I had almost 70 countries worked by early March 1958 and Stan W4ZH suggested I try to make DXCC before getting my General. Since I had just failed the General theory test in February, I decided to take his advice. That turned out to be excellent advice because conditions in March and April were spectacular. My QSL sent to Dick KB6BJ on Canton Island (later returned to me courtesy of Fred K3ZO) shows that I had 108 worked and 52 confirmed when I worked him on April 25. Working backwards in my log, I believe that means I worked #100 around April 19. Getting QSLs was a major problem for me and our W4 bureau manager (W4HYW) seemed to operate on his own (very slow) timetable. I remember finally getting a big envelope from the bureau sometime in July which put me over the magic 100 confirmed mark. I immediately submitted my application with 102 QSLs and was awarded DXCC #3717 on August 8,1958. ARRL sent Lew McCoy W1ICP down to document the event for QSTand the Greensboro Radio Club held a dinner to celebrate the occasion. I later submitted additional cards (to 114 total) and received a 110 DXCC endorsement sticker dated July 20, 1959. My grand total for countries worked as a Novice was 125 (including 3 probable pirates) but I only confirmed 115 total and never bothered chasing more QSLs after I got the 110 endorsement. I was on to greener DX pastures with my General license and eventually made DXCC Honor Roll while still a teen-ager in 1964.
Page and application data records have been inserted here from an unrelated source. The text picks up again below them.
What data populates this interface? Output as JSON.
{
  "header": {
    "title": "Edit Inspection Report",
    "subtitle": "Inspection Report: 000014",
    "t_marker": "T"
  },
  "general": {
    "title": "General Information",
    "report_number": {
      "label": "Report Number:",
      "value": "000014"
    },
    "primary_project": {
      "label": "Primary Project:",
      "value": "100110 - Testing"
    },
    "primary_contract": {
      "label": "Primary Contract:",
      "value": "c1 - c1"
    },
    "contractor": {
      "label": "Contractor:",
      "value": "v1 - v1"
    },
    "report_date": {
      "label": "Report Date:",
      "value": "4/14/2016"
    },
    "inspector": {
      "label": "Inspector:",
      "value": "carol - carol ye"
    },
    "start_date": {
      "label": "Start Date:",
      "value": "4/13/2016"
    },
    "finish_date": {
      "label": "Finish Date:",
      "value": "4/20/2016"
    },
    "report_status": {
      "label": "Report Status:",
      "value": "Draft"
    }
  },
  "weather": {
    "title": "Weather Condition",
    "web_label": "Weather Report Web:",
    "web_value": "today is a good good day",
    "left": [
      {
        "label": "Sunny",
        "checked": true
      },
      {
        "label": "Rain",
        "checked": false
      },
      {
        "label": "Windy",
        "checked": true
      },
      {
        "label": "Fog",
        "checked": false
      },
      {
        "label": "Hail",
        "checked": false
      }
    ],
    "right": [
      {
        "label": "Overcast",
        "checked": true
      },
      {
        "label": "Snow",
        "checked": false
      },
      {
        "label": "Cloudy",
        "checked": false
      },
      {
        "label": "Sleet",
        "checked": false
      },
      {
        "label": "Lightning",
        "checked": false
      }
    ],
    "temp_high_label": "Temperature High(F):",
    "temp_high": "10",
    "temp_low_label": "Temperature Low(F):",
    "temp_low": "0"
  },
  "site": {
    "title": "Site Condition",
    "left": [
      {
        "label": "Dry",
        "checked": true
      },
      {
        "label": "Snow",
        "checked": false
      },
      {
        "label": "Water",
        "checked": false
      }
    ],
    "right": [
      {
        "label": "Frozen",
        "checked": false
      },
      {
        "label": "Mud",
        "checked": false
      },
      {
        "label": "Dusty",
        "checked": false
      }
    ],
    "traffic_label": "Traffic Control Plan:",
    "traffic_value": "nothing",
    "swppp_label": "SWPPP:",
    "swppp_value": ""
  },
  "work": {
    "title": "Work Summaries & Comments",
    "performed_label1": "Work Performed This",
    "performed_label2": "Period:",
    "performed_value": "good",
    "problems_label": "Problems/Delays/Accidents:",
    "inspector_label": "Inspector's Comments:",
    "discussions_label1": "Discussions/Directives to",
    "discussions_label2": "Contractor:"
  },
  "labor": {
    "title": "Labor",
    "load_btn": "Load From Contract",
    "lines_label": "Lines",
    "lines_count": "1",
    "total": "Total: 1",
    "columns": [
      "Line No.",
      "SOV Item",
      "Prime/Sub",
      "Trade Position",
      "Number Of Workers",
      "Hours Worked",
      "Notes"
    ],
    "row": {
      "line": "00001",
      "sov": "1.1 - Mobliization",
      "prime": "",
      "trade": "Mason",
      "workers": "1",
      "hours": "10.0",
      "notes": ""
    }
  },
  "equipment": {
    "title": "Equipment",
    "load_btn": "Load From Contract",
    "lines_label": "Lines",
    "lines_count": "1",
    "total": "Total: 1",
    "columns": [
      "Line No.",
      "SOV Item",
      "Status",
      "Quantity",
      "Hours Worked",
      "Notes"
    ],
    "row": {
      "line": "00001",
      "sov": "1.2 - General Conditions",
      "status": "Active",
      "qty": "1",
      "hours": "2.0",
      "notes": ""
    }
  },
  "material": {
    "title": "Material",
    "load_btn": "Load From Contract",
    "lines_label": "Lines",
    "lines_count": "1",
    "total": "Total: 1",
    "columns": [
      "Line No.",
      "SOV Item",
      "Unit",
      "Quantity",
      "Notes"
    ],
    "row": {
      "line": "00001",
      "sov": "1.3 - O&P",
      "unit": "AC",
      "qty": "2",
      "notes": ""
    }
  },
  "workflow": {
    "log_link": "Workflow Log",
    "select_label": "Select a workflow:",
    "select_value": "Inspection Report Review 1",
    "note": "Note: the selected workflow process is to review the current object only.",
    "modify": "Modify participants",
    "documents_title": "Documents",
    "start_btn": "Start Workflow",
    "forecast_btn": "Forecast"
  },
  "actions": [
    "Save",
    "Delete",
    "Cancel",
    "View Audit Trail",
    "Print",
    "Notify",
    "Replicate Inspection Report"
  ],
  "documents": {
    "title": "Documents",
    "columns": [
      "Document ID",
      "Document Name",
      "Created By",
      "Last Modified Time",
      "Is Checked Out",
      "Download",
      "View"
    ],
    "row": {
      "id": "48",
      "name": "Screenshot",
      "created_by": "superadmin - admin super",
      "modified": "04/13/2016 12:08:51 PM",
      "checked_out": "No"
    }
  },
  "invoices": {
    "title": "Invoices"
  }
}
There were several others who were actively chasing DX in that 57-58 season including my friend Tony KN5LMJ (now W4OI), Tony KN0LTB, and a few others. Jim K6SXA was also a real motivator because he kept telling me KN6ZBV was breathing down my neck. As it turned out, I think he was fibbing just to keep me focused! None of the above were ever awarded DXCC but I believe there were 3 other Novices who eventually made it in later years.
There was really a lot of luck to my making DXCC. I just happened along at the right time for the spectacular conditions of Solar Cycle 19 and was very fortunate to have a father who was so supportive. One great outcome of this was that Dad became inspired to get his own license (K4FPA) about 18 months after me and we used ham radio to keep in close touch the next 25 years until he passed away in 1982.
What a great hobby this was and still is!
73, Bill W4ZV